This sets the stage for the rest of the book. One room, some period of time, a guest or, frequently, a couple staying in the room, the artist rummaging through their belongings, occasionally picking up spoken words. Ignoring the ethical problem of the rifling through personal belongings for a bit, one might imagine that this would result in at least something of interest. But no, for the most part, Calle encounters the mundane. As time passes and the reader makes her or his way through the book, s/he can’t help but feel how the artist herself got disillusioned by the paucity of the assembled material. As a reader, I found myself turning the pages faster and faster. That’s never a good sign for a book.

Of course, my reaction is based on an expectation (even if I wouldn’t necessarily want to admit this to myself): obviously, I’m wanting to come across some major revelation or at least some form of excitement. But it turns out that other people’s lives are just as ordinary as mine. In fact, I suspect that if someone were to rummage through my belongings in a hotel room, they might find more interesting material: the occasional rare art book, for example, a bunch of vernacular photographs or magazines picked up at some flea market… Or maybe I’m indirectly thinking my own interests are more interesting that other people’s? Obviously, I would not want anyone to rifle through my stuff any more than, I suspect, the people who stayed at that hotel in early 1981.

Still, I like my art to be on the subversive side, regardless of whether it’s the one I look at or the one I make. But what exactly is subversive in Calle’s endeavour? Part of what bothers me about The Hotel is that its equal-opportunity subversiveness, where each room is being investigated, regardless of who occupies it. It’s questionable how subversive equal-opportunity subversiveness really is: it’s not at all the same thing, but would we call a toddler in their “no phase” subversive? I think not.

Furthermore, the blanket invasion of privacy demonstrated in The Hotel has not aged very well in light of the drastic decrease of privacy afforded to us today. If I were to imagine a Sophie Calle going about her hotel-room work today, she might find out a lot more if she were to simply monitor the guests’ social-media profiles and paid a little money to get access to data stored by data-mining companies. Obviously, this is not to defend the fact that corporations have trashed our idea of what privacy means, and it’s also not to excuse the fact that many people share more on social media about their lives than is actually healthy for them.

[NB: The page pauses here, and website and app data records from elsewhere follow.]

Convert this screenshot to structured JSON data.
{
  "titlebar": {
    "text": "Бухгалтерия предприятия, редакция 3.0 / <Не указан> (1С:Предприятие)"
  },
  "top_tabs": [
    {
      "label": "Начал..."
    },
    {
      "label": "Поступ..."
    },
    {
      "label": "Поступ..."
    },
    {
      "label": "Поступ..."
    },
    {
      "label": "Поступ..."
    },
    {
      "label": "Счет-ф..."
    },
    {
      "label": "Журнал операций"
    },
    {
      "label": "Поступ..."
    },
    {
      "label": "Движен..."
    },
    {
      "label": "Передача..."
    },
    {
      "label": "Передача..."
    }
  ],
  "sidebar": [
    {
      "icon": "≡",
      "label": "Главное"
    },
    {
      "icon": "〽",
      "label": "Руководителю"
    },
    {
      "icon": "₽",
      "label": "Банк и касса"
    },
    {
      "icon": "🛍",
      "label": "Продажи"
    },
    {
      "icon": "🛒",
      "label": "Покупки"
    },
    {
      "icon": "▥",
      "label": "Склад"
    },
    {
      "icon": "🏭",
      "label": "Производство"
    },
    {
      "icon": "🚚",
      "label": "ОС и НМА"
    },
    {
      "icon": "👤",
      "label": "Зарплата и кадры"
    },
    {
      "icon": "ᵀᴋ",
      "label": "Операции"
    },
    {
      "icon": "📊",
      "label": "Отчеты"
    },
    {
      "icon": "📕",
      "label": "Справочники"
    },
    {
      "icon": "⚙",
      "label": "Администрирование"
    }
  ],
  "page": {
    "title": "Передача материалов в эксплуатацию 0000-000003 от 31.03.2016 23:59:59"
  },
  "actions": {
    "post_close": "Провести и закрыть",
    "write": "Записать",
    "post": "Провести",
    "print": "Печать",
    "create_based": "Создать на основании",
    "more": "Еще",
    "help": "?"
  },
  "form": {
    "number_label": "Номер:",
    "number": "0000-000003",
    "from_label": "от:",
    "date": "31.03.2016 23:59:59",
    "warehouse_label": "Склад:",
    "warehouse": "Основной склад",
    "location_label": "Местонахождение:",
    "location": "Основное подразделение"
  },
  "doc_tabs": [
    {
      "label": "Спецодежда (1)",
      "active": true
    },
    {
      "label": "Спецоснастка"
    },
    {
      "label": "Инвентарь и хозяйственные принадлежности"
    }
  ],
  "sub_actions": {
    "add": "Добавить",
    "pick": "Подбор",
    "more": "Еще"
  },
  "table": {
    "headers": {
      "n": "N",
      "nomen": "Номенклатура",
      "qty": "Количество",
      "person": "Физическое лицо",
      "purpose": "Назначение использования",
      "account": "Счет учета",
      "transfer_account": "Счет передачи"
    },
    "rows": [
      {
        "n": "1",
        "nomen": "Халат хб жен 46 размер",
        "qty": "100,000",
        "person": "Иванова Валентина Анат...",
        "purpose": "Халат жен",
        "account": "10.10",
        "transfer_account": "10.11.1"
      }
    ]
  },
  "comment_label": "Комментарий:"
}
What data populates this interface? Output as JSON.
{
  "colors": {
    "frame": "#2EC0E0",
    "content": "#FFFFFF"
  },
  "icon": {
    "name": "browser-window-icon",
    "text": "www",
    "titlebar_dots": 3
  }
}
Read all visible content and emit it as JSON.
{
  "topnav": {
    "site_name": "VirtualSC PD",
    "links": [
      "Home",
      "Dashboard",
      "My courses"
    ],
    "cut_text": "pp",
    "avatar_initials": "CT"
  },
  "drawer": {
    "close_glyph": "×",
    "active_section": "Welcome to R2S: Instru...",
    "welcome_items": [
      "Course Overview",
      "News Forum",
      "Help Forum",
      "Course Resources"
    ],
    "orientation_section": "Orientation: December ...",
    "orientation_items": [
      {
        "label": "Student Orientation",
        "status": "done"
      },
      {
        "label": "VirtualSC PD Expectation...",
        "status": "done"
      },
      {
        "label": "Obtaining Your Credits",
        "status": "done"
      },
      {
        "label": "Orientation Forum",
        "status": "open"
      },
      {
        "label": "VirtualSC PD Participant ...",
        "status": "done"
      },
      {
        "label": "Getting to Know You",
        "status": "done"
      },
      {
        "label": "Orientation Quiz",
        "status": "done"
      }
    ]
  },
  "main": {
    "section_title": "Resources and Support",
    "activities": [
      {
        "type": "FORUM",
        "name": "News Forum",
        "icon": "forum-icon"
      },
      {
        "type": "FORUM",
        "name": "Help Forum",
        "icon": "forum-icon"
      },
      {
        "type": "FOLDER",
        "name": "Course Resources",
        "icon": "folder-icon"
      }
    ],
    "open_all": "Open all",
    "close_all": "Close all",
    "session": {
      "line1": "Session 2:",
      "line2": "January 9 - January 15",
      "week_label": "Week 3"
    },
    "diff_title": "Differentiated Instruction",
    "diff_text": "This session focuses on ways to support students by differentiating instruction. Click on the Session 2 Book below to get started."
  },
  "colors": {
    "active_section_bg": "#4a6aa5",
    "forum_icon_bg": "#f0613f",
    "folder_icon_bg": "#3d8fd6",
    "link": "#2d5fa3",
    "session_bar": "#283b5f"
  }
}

It’s also where Jeffries’ comment about privacy fall short, given that he notes that a person’s ability to voice her or his displeasure about a reduction of privacy (a voice that in our societies is tied to wealth and status) says something about the general populace’s approach to the topic. If poor people (literally) can’t afford access to more privacy that doesn’t mean that privacy itself is a bourgeois entity — it just means that our societies are stacked in favour of the wealthy and powerful (more often than not, this includes photographers). Furthmore, unlike property, privacy cannot actually amassed. This is one of the few, relatively minor details in his otherwise excellent book where I found myself in disagreement with the author.

If, as Jeffries wrote, Calle’s art is indeed supposed to be the “critique rather than search for utopia beyond the dystopia of today”, then I don’t think that this idea applies to The Hotel: where exactly is the critique? There’s no utopia, and there’s no critique. What is there? I’m reluctant to spell it out: Instead, what I’m left with is what I’d consider an at best minor work by an artist that I have a lot of respect for, a work that might have been better served had it not been reissued.

I suppose that some pieces of art age differently than others. This bums me out, even as I console myself with the fact that there is all of Sophie Calle’s other work that I can (and will) still enjoy.

Sophie Calle — The Hotel (Siglio, 2021)